_What is being asked_. For the string "icon", find every matching line in the records and copy it.
======== Provided records ========
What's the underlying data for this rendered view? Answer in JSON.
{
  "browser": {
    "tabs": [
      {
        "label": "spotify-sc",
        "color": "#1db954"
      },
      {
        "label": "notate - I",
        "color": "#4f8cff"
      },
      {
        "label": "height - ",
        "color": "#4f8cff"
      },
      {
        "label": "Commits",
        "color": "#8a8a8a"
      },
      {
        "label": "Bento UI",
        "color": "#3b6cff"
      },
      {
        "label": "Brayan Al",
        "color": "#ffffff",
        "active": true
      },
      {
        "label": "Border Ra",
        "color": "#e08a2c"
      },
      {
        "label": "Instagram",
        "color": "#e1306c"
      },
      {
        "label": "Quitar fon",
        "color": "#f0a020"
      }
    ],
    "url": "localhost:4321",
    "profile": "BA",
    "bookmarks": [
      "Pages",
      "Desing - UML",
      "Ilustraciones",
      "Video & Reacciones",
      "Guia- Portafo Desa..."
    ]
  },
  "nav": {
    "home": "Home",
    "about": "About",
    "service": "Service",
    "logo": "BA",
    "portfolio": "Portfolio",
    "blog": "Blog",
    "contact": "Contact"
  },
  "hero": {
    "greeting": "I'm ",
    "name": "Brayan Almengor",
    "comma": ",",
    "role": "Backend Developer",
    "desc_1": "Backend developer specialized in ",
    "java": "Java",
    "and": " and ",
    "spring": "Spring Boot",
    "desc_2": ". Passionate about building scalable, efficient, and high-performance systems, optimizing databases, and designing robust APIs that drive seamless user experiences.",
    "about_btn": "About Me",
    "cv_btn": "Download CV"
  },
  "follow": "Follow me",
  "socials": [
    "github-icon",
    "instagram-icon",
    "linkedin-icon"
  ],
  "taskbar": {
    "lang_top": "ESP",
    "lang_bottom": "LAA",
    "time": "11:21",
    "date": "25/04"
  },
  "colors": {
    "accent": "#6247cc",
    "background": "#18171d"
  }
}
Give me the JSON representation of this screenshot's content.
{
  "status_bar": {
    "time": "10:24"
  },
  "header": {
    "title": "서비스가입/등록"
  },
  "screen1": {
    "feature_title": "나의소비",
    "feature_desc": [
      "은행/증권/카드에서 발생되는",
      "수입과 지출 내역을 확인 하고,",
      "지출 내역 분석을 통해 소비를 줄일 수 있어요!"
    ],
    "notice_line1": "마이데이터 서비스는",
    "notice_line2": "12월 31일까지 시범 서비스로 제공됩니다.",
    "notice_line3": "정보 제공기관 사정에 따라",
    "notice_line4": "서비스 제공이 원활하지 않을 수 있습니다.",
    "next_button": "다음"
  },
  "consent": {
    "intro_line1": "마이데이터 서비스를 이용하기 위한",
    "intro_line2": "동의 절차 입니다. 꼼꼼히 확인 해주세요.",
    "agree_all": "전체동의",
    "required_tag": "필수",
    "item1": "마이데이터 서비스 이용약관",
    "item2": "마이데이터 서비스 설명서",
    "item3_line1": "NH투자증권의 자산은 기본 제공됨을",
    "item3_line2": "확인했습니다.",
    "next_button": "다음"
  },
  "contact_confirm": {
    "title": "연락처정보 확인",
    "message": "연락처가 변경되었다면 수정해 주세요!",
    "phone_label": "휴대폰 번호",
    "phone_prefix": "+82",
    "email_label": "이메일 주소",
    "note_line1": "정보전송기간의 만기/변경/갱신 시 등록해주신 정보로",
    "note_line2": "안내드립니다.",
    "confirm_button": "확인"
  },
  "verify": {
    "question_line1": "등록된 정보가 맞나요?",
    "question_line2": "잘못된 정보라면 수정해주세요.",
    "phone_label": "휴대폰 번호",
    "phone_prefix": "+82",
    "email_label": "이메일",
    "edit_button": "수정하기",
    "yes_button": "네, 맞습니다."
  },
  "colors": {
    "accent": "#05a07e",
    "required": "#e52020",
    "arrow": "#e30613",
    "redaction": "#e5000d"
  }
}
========
_Solution to the problem_.
    "github-icon",
    "instagram-icon",
    "linkedin-icon"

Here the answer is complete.